Hoagland Howard “Hoagy” Carmichael (1899 – 1981) was an disinterested law student who supported himself by playing piano with dance bands. He did pass with a law degree from Indiana University, but was too busy as a “gigging muso” to study for his bar exam, resulting in his being fired from his law firm. The legal fraternity’s loss was the gain of lovers and music lovers across the globe.
Carmichael seems to have had a special affinity with night themes in his songs. He is known for nocturnal gems such as In the Cool, Cool, Cool of the Evening and In the Still of the Night. Georgia on My Mind has “a song of you [that] comes as sweet and clear as moonlight through the pines.” In The Nearness of You, “It’s not the pale moon that delights me, that thrills me or delights me; Oh no, it’s just the nearness of you.”
A delightfully romantic tale has resulted in a creation myth that is so exquisitely sweet, one almost wishes it were true. Biographer Will Freedman describes Hoagy on a nostalgic visit to Indiana University. As he walks down the moonlit lover’s lane, or “spooning wall” as it was called, he recalls an old school romance, and it instantly inspires the tune. Then our hero dashes across campus in search of a piano, and finds one in the campus coffee shop – the “Book Nook”. Here he works out the melody until an old classmate remarks that it reminds him “of the dust from the stars drifting down through a summer night.” Hence, the original title, “Star Dust”.
Richard Sudhalter’s biography Stardust Melody paints a less poetic but perhaps more accurate picture. It seems that Carmichael had fragments of a melody in his head, which he took to a jam session with some fellow musicians, who included cornetist Charles “Bud” Dent, who added his own shreds of melody. Out of this jam-session the song started to take shape. Perhaps Hoagy created the “creation myth” himself to boost the song’s romantic appeal with audiences. He needn’t have worried. The exquisite song has remained a firm favourite since its composition over 80 years ago.
The all-important lyrics were similarly created in collaboration. Charmichael was not convinced that it even needed to be a song and argued for it to remain an instrumental number. However, the Mitchell Parish text became a part of world music history when recorded in 1931 by both Bing Crosby and Louis Armstrong. It became an instant hit in both the pop and jazz genres.
It is fascinating that just two years after its birth, the song had already received such divergent musical treatments, and both of these had won a very large audience. One of the big thrills of hearing this song – almost a century old – is in the revising and musical rethinking of the material.
Louise and Albert take a very dreamy approach to this number, to create an atmosphere of space around the music. Not simply looking up in the sky and seeing the moon and the stars, but that special place of knowing that – once upon a time – you truly did love.
Stardust (Carmichael & Parish) – Download Free Sheet Music:
Some useful links:
Read an interview by Jerry Jass Musician with Carmichael’s biographer Richard Sudhalter HERE.
Listen to Bing Crosby’s original recording HERE.
Listen to Louis Armstrong’s original recording HERE.
I found the Blog SONGBOOK most useful in compiling this article.

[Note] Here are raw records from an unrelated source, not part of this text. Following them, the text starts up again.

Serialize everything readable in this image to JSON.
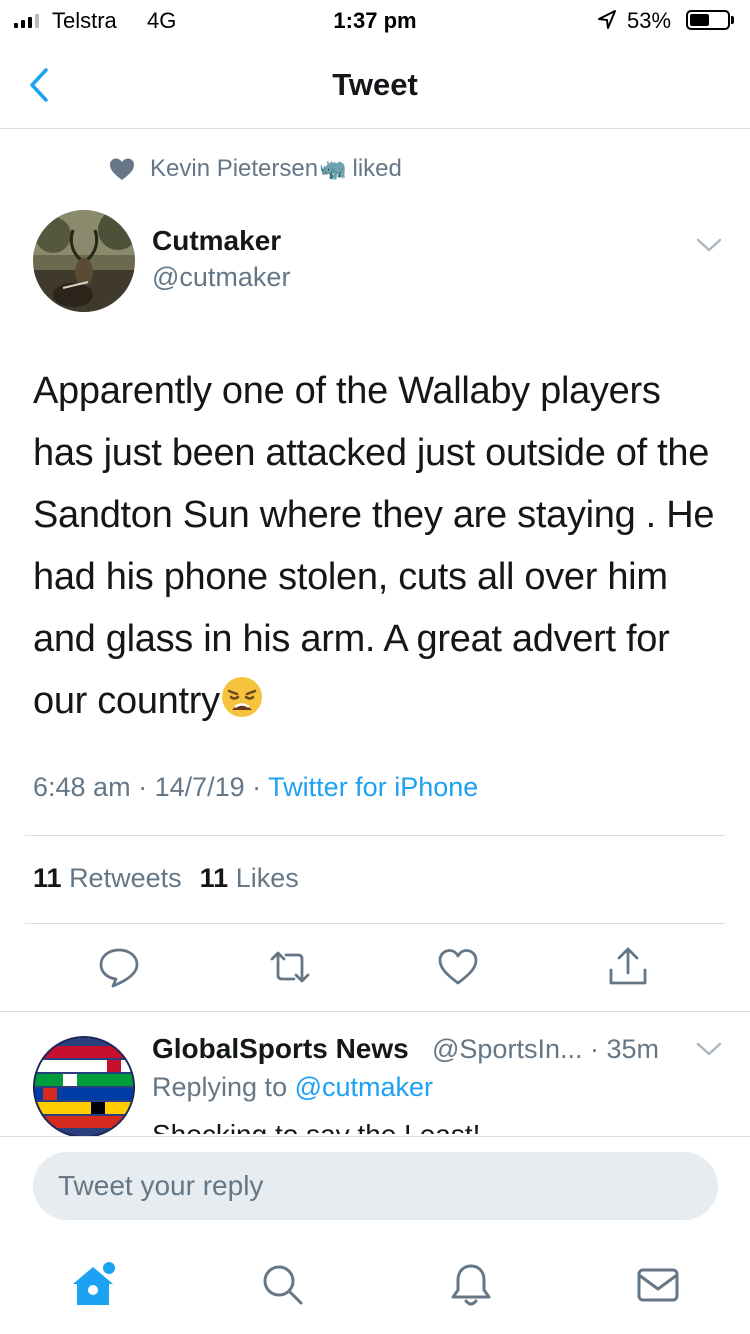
{
  "status_bar": {
    "carrier": "Telstra",
    "network": "4G",
    "time": "1:37 pm",
    "battery_percent": "53%",
    "battery_level": 0.53
  },
  "nav": {
    "back_icon": "chevron-left-icon",
    "title": "Tweet"
  },
  "context": {
    "liker_name": "Kevin Pietersen",
    "liker_emoji": "🦏",
    "action": "liked"
  },
  "tweet": {
    "author_name": "Cutmaker",
    "author_handle": "@cutmaker",
    "text": "Apparently one of the Wallaby players has just been attacked just outside of the Sandton Sun where they are staying . He had his phone stolen, cuts all over him and glass in his arm. A great advert for our country",
    "time": "6:48 am",
    "sep1": " · ",
    "date": "14/7/19",
    "sep2": " · ",
    "source": "Twitter for iPhone",
    "retweet_count": "11",
    "retweet_label": "Retweets",
    "like_count": "11",
    "like_label": "Likes"
  },
  "reply": {
    "author_name": "GlobalSports News",
    "author_handle": "@SportsIn... · 35m",
    "replying_prefix": "Replying to ",
    "replying_to": "@cutmaker",
    "text_partial": "Shocking to say the Least!"
  },
  "compose": {
    "placeholder": "Tweet your reply"
  },
  "tabbar": {
    "items": [
      "home-icon",
      "search-icon",
      "notifications-icon",
      "messages-icon"
    ]
  },
  "colors": {
    "accent": "#1da1f2",
    "secondary_text": "#657786",
    "divider": "#d8dde1"
  }
}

Visit the American Songbook Blogpage HERE.
Read more about this song and discover a catalogue of over 918 different recordings of this song at Paul Morissette’s Site devoted to Stardust.
To view a video of Louise Howlett and Albert Combrink performing Carmichael’s classic Stardust, Click HERE
Photos of Louise & Albert: Dirk Visser